■ **ASSIGNMENT**
Please write each record out again word for word.

■ **EXTRACTED ENTRIES**
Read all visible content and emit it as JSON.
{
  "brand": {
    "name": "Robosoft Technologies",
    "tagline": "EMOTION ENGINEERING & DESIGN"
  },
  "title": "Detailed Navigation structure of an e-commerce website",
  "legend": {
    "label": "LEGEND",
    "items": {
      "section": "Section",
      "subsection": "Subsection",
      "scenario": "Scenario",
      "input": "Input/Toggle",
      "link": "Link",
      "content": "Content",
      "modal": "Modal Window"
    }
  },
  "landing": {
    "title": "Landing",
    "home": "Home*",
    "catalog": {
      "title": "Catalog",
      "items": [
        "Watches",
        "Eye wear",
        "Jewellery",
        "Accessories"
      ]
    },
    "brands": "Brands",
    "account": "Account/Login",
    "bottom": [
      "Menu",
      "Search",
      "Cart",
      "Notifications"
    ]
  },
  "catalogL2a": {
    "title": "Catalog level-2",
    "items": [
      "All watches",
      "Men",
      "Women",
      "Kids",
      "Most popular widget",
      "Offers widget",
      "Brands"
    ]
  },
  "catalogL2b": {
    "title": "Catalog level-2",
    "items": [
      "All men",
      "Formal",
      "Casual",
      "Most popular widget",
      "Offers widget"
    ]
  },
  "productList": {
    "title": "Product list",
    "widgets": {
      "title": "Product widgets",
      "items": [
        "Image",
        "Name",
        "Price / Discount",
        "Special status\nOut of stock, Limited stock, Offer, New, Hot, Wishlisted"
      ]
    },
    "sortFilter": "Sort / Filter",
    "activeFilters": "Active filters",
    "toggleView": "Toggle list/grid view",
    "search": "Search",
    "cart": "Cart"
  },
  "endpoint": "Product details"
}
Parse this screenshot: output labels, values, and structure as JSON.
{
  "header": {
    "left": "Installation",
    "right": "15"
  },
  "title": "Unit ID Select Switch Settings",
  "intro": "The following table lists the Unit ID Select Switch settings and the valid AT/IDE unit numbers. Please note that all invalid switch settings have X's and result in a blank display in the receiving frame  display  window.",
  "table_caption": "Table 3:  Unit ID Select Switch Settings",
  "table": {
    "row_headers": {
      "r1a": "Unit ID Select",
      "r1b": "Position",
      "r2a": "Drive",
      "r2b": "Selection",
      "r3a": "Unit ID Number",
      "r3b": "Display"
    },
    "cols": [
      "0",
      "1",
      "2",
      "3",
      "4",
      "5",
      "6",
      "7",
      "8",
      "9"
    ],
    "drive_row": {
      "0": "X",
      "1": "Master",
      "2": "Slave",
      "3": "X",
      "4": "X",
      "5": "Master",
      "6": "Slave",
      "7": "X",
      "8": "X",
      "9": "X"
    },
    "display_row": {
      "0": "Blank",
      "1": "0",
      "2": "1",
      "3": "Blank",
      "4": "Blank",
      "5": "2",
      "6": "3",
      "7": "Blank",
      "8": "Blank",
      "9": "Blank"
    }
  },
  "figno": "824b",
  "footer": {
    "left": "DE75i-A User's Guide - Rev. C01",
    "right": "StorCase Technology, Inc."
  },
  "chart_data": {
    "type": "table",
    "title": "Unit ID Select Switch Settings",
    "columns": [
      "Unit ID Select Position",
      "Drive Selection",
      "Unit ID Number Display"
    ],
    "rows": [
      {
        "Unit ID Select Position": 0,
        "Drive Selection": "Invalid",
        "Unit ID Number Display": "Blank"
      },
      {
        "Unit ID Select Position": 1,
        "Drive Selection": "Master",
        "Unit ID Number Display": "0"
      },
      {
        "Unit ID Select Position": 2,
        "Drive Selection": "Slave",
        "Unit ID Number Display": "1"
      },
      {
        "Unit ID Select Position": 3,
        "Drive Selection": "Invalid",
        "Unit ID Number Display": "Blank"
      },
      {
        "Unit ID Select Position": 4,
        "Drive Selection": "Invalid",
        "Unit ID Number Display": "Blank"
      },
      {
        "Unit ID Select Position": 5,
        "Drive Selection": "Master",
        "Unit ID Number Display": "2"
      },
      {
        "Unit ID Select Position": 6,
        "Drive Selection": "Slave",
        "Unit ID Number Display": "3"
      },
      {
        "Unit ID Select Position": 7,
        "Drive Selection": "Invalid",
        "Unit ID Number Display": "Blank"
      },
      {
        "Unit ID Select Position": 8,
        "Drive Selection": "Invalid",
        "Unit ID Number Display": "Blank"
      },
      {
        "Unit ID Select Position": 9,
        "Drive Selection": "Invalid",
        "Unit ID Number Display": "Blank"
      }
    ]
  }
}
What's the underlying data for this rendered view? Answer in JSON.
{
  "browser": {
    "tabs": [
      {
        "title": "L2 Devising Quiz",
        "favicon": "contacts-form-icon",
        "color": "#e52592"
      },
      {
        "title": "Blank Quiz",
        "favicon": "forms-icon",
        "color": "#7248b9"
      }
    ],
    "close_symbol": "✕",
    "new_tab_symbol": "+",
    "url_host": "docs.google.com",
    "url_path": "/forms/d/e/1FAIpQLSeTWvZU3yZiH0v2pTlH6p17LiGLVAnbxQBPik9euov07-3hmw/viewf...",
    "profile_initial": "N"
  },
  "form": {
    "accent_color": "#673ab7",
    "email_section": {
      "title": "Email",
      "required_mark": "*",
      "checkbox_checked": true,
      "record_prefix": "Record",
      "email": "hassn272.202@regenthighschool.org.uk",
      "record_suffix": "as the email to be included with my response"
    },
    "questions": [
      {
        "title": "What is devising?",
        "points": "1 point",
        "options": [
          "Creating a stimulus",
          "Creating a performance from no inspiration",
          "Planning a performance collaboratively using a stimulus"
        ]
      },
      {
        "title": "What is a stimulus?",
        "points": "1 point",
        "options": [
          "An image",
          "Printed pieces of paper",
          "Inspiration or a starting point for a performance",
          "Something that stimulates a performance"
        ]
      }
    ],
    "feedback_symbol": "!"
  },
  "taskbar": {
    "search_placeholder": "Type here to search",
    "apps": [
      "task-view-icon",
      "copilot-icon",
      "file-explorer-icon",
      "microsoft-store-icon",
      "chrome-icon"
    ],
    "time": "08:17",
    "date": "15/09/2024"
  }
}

■ **WRITTEN ANSWER**
Read all visible content and emit it as JSON.
{
  "brand": {
    "name": "Robosoft Technologies",
    "tagline": "EMOTION ENGINEERING & DESIGN"
  },
  "title": "Detailed Navigation structure of an e-commerce website",
  "legend": {
    "label": "LEGEND",
    "items": {
      "section": "Section",
      "subsection": "Subsection",
      "scenario": "Scenario",
      "input": "Input/Toggle",
      "link": "Link",
      "content": "Content",
      "modal": "Modal Window"
    }
  },
  "landing": {
    "title": "Landing",
    "home": "Home*",
    "catalog": {
      "title": "Catalog",
      "items": [
        "Watches",
        "Eye wear",
        "Jewellery",
        "Accessories"
      ]
    },
    "brands": "Brands",
    "account": "Account/Login",
    "bottom": [
      "Menu",
      "Search",
      "Cart",
      "Notifications"
    ]
  },
  "catalogL2a": {
    "title": "Catalog level-2",
    "items": [
      "All watches",
      "Men",
      "Women",
      "Kids",
      "Most popular widget",
      "Offers widget",
      "Brands"
    ]
  },
  "catalogL2b": {
    "title": "Catalog level-2",
    "items": [
      "All men",
      "Formal",
      "Casual",
      "Most popular widget",
      "Offers widget"
    ]
  },
  "productList": {
    "title": "Product list",
    "widgets": {
      "title": "Product widgets",
      "items": [
        "Image",
        "Name",
        "Price / Discount",
        "Special status\nOut of stock, Limited stock, Offer, New, Hot, Wishlisted"
      ]
    },
    "sortFilter": "Sort / Filter",
    "activeFilters": "Active filters",
    "toggleView": "Toggle list/grid view",
    "search": "Search",
    "cart": "Cart"
  },
  "endpoint": "Product details"
}
Parse this screenshot: output labels, values, and structure as JSON.
{
  "header": {
    "left": "Installation",
    "right": "15"
  },
  "title": "Unit ID Select Switch Settings",
  "intro": "The following table lists the Unit ID Select Switch settings and the valid AT/IDE unit numbers. Please note that all invalid switch settings have X's and result in a blank display in the receiving frame  display  window.",
  "table_caption": "Table 3:  Unit ID Select Switch Settings",
  "table": {
    "row_headers": {
      "r1a": "Unit ID Select",
      "r1b": "Position",
      "r2a": "Drive",
      "r2b": "Selection",
      "r3a": "Unit ID Number",
      "r3b": "Display"
    },
    "cols": [
      "0",
      "1",
      "2",
      "3",
      "4",
      "5",
      "6",
      "7",
      "8",
      "9"
    ],
    "drive_row": {
      "0": "X",
      "1": "Master",
      "2": "Slave",
      "3": "X",
      "4": "X",
      "5": "Master",
      "6": "Slave",
      "7": "X",
      "8": "X",
      "9": "X"
    },
    "display_row": {
      "0": "Blank",
      "1": "0",
      "2": "1",
      "3": "Blank",
      "4": "Blank",
      "5": "2",
      "6": "3",
      "7": "Blank",
      "8": "Blank",
      "9": "Blank"
    }
  },
  "figno": "824b",
  "footer": {
    "left": "DE75i-A User's Guide - Rev. C01",
    "right": "StorCase Technology, Inc."
  },
  "chart_data": {
    "type": "table",
    "title": "Unit ID Select Switch Settings",
    "columns": [
      "Unit ID Select Position",
      "Drive Selection",
      "Unit ID Number Display"
    ],
    "rows": [
      {
        "Unit ID Select Position": 0,
        "Drive Selection": "Invalid",
        "Unit ID Number Display": "Blank"
      },
      {
        "Unit ID Select Position": 1,
        "Drive Selection": "Master",
        "Unit ID Number Display": "0"
      },
      {
        "Unit ID Select Position": 2,
        "Drive Selection": "Slave",
        "Unit ID Number Display": "1"
      },
      {
        "Unit ID Select Position": 3,
        "Drive Selection": "Invalid",
        "Unit ID Number Display": "Blank"
      },
      {
        "Unit ID Select Position": 4,
        "Drive Selection": "Invalid",
        "Unit ID Number Display": "Blank"
      },
      {
        "Unit ID Select Position": 5,
        "Drive Selection": "Master",
        "Unit ID Number Display": "2"
      },
      {
        "Unit ID Select Position": 6,
        "Drive Selection": "Slave",
        "Unit ID Number Display": "3"
      },
      {
        "Unit ID Select Position": 7,
        "Drive Selection": "Invalid",
        "Unit ID Number Display": "Blank"
      },
      {
        "Unit ID Select Position": 8,
        "Drive Selection": "Invalid",
        "Unit ID Number Display": "Blank"
      },
      {
        "Unit ID Select Position": 9,
        "Drive Selection": "Invalid",
        "Unit ID Number Display": "Blank"
      }
    ]
  }
}
What's the underlying data for this rendered view? Answer in JSON.
{
  "browser": {
    "tabs": [
      {
        "title": "L2 Devising Quiz",
        "favicon": "contacts-form-icon",
        "color": "#e52592"
      },
      {
        "title": "Blank Quiz",
        "favicon": "forms-icon",
        "color": "#7248b9"
      }
    ],
    "close_symbol": "✕",
    "new_tab_symbol": "+",
    "url_host": "docs.google.com",
    "url_path": "/forms/d/e/1FAIpQLSeTWvZU3yZiH0v2pTlH6p17LiGLVAnbxQBPik9euov07-3hmw/viewf...",
    "profile_initial": "N"
  },
  "form": {
    "accent_color": "#673ab7",
    "email_section": {
      "title": "Email",
      "required_mark": "*",
      "checkbox_checked": true,
      "record_prefix": "Record",
      "email": "hassn272.202@regenthighschool.org.uk",
      "record_suffix": "as the email to be included with my response"
    },
    "questions": [
      {
        "title": "What is devising?",
        "points": "1 point",
        "options": [
          "Creating a stimulus",
          "Creating a performance from no inspiration",
          "Planning a performance collaboratively using a stimulus"
        ]
      },
      {
        "title": "What is a stimulus?",
        "points": "1 point",
        "options": [
          "An image",
          "Printed pieces of paper",
          "Inspiration or a starting point for a performance",
          "Something that stimulates a performance"
        ]
      }
    ],
    "feedback_symbol": "!"
  },
  "taskbar": {
    "search_placeholder": "Type here to search",
    "apps": [
      "task-view-icon",
      "copilot-icon",
      "file-explorer-icon",
      "microsoft-store-icon",
      "chrome-icon"
    ],
    "time": "08:17",
    "date": "15/09/2024"
  }
}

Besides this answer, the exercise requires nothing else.